I graduated from Bowling Green State University just south of Toledo, Ohio, with a degree in interpersonal communications. My major had been “undecided” until the beginning of my junior year. The only reason I chose interpersonal communications at that point was it was the only degree with which I could graduate on time (with a few additional courses).
As I came close to graduation, I felt like sports marketing was something I’d be good at. I was lucky enough to land an internship with the Cleveland Cavaliers after graduation. But after finding out that all the money went to the players (the operations team works very long hours for very little pay), I decided to go to graduate school.
With two weeks left before fall semester, someone dropped out of the teaching assistantship program at Penn State University, leaving an opening for yours truly. I taught four semesters of public speaking and ended up with a master’s degree in communications.
Overeducated and underexperienced, I traveled to Cleveland to find a job. After sending out hundreds of resumes with no luck, I took the master’s degree line off my resume and started to do temp work. After a few monthlong work engagements, I ended up scoring full-time work at an insurance company working on internal communications projects.
Yes, I had a job but I was searching to find a purpose to my life and trying to figure out whether I was headed down the right path.
Three books that changed my life.

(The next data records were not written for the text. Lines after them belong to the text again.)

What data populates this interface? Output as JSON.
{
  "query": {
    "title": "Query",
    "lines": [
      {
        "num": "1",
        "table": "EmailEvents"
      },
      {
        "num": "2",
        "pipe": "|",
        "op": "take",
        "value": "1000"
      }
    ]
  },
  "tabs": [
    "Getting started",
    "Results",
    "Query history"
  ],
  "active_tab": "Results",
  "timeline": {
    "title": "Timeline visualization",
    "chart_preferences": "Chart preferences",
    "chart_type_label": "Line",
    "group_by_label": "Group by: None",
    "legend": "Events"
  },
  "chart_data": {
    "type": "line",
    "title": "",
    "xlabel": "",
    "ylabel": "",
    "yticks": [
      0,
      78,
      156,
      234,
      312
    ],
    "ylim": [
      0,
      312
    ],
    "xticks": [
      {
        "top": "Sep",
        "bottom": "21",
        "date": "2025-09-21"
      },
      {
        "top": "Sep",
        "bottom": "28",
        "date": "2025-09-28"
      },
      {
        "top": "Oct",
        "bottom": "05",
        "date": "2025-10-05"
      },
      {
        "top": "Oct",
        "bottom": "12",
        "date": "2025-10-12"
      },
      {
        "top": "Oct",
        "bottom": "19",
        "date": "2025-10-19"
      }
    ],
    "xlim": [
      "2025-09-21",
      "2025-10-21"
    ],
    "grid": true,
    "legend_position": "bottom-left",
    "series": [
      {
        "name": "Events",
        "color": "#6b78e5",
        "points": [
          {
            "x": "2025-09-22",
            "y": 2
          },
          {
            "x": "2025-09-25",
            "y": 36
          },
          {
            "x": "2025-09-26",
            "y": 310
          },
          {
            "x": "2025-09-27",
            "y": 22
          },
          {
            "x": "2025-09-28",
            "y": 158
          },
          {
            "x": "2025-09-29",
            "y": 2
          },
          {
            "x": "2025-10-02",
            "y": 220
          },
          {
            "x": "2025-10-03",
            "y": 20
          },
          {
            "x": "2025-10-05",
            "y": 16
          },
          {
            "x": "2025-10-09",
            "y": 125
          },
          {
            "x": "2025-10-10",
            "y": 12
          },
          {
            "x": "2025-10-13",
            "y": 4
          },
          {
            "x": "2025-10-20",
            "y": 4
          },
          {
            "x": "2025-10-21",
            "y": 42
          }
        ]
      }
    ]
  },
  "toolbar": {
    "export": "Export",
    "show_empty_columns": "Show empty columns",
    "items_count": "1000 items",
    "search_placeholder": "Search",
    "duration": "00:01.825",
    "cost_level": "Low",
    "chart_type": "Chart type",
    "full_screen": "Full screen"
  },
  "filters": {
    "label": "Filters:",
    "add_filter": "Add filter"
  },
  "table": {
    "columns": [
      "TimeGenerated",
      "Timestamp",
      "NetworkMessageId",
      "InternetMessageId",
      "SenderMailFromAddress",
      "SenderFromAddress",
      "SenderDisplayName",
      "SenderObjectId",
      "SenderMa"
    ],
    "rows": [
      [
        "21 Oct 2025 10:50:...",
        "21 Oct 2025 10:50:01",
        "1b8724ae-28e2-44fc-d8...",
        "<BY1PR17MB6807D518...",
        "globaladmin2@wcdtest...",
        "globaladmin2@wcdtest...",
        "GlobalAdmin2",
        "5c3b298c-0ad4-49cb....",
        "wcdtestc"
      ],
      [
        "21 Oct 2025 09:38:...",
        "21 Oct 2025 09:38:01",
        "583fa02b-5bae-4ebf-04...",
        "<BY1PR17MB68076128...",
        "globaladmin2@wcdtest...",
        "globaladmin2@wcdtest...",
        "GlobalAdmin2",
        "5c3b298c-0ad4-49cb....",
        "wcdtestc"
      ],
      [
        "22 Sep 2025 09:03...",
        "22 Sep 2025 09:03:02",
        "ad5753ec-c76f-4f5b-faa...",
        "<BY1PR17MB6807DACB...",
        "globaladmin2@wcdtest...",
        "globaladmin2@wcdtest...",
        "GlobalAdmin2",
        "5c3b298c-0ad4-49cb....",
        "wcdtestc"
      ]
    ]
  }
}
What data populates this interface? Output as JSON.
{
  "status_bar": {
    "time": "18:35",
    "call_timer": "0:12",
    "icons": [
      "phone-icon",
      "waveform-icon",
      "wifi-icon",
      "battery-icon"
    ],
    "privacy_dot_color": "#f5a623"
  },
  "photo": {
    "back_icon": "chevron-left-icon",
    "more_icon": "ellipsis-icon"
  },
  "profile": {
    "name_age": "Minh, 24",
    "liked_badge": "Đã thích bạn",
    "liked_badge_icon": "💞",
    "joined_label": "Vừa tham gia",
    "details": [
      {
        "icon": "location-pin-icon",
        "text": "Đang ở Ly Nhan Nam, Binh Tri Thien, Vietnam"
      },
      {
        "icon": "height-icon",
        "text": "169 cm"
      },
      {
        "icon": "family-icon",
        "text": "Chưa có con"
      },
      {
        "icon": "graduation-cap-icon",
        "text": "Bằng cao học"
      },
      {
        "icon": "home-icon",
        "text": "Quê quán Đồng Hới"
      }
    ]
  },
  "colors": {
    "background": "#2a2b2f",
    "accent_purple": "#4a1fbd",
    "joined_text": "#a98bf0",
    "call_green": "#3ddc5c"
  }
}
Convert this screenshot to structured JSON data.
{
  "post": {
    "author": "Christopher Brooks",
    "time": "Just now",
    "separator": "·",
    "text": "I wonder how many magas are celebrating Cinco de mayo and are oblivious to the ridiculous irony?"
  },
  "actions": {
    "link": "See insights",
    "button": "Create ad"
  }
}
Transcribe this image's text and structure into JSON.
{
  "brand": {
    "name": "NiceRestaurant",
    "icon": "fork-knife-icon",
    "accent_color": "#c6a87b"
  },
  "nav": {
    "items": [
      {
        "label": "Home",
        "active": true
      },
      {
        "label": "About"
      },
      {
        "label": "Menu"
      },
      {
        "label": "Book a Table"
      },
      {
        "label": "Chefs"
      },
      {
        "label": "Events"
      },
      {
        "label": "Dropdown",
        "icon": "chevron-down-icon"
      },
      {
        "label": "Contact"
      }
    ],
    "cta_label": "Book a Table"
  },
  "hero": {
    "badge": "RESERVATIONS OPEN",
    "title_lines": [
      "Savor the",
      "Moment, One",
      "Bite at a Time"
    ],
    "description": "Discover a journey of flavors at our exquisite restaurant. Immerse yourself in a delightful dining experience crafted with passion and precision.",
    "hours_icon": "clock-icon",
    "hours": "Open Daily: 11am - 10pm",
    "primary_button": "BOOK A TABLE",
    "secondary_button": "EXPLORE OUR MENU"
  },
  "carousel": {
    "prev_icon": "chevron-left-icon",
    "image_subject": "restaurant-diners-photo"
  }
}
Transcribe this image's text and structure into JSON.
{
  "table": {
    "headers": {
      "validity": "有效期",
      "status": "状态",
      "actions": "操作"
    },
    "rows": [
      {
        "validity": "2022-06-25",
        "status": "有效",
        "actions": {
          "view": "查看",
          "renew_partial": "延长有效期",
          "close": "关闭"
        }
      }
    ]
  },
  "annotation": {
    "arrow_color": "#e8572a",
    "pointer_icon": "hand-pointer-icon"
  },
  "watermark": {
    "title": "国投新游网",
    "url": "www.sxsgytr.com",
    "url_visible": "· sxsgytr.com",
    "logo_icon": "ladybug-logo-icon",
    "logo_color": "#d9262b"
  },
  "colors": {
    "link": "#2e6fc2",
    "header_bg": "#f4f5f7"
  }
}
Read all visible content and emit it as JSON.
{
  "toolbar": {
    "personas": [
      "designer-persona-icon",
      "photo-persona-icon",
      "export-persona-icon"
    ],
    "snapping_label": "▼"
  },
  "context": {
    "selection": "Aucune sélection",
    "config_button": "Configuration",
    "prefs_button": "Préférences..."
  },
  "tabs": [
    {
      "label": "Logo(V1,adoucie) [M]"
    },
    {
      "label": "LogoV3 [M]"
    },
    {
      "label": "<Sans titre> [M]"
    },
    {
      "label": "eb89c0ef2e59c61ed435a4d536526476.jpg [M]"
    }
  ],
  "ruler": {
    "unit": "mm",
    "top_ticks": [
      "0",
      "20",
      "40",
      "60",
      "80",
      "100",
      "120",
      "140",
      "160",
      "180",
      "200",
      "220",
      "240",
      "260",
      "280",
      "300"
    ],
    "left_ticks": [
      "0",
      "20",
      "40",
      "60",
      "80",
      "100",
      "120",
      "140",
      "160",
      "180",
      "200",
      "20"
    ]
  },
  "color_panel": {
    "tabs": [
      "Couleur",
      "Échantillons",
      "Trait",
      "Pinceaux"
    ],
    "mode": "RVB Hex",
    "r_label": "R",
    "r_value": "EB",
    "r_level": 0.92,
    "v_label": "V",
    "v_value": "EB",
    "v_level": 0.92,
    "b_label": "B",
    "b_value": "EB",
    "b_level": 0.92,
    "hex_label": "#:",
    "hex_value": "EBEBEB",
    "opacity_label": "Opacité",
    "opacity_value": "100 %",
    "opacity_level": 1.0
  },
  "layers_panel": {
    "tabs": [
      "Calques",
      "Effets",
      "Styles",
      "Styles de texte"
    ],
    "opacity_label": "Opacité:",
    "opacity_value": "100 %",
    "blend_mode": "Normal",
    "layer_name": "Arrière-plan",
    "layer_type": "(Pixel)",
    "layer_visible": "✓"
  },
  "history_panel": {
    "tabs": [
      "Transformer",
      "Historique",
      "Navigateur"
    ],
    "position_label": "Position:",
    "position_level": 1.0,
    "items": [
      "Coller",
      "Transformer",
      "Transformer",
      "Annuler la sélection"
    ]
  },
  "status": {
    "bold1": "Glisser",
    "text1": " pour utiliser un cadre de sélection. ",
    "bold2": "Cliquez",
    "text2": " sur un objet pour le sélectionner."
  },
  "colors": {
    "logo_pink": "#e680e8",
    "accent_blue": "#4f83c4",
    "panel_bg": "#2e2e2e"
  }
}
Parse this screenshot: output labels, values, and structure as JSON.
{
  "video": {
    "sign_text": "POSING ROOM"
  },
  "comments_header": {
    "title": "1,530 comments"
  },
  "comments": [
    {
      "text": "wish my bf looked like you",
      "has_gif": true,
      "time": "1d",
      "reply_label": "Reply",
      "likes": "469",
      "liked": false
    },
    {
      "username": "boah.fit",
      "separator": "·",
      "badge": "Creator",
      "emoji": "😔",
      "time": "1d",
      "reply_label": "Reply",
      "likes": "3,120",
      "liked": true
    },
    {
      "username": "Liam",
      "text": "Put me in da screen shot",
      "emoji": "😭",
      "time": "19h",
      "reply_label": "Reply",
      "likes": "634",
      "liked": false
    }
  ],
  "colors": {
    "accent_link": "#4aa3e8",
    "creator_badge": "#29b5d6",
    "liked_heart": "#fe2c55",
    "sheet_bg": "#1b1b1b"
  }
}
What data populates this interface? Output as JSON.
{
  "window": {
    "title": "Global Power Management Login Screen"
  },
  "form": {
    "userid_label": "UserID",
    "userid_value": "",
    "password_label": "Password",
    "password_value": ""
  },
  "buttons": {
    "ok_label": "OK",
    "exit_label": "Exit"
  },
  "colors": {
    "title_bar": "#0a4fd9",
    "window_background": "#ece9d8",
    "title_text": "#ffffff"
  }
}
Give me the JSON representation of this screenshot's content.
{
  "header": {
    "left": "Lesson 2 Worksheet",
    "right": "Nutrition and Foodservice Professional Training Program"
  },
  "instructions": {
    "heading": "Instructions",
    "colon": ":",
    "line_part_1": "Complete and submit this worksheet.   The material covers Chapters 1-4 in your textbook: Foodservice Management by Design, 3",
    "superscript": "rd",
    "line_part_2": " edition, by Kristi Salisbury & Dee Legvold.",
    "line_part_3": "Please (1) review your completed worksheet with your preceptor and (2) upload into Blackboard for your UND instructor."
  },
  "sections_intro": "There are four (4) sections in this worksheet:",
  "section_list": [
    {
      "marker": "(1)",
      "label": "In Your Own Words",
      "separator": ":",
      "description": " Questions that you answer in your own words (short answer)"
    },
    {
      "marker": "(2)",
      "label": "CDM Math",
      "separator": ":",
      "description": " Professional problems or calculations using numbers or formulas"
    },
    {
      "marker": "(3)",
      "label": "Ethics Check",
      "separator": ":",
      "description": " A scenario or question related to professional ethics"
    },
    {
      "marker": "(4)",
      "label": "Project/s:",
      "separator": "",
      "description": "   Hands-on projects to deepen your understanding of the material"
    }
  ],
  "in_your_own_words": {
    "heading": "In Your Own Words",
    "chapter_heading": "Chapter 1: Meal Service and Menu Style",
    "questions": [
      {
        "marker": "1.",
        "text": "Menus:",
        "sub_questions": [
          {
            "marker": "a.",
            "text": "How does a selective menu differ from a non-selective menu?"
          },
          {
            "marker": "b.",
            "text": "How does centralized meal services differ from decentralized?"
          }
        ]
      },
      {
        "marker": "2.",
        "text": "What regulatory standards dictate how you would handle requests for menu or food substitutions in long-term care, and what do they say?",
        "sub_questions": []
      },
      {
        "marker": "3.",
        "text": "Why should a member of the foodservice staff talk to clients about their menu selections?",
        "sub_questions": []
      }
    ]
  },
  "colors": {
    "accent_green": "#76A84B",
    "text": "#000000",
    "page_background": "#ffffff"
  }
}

Shortly after this I read Think and Grow Rich by Napoleon Hill. It had a huge impact on how I defined success and what I really wanted to do with my life. Though I read the entire book cover to cover, I felt particularly compelled to remember one passage:
“Opportunity has spread its wares before you. Step up to the front, select what you want, create your plan, put the plan into action, and follow through with persistence.”
It was then that I started to set goals for my life.
Next, I read 7 Habits of Highly Effective People by Stephen Covey. The second habit listed is “Begin with the end in mind,” which means:
“To begin each day, task, or project with a clear vision of your desired direction and destination, and then continue by flexing your proactive muscles to make things happen.”
It was then that I started to write down my goals.
Fast-forward to April 2007. I decided to leave my role at Penton Media, where I had become vice president of custom media, because I didn’t feel I had influence over the direction of the company after a recent merger. One of my written goals was to have influence in whatever job I held. I decided to start what was to become the Content Marketing Institute.
That year, research conducted by Gail Matthews from Dominican University of California showed that people who wrote down their goals, shared this information with a friend and sent weekly updates to that friend were on average 33 percent more successful in accomplishing their stated goals than those who merely formulated goals.
At that time I started to share my goals with others, but more important, I reviewed those goals on a daily basis. Yes, every day I would read my goals, making sure I was staying on track.
The difference in the direction my life took from that point on is beyond remarkable to me.
Two habits you need to acquire.
You can have the most amazing product and plan for your business, but if you don't keep your focus every day, there's a good chance you'll fail. To be sure you keep your eyes fixed on whatever you're working to accomplish, wake up each morning and do these two activities:
1. Write down your business and personal goals.
2. Thoroughly review your goals.
Doing this changed my life in a positive way. I believe it can do the same for you.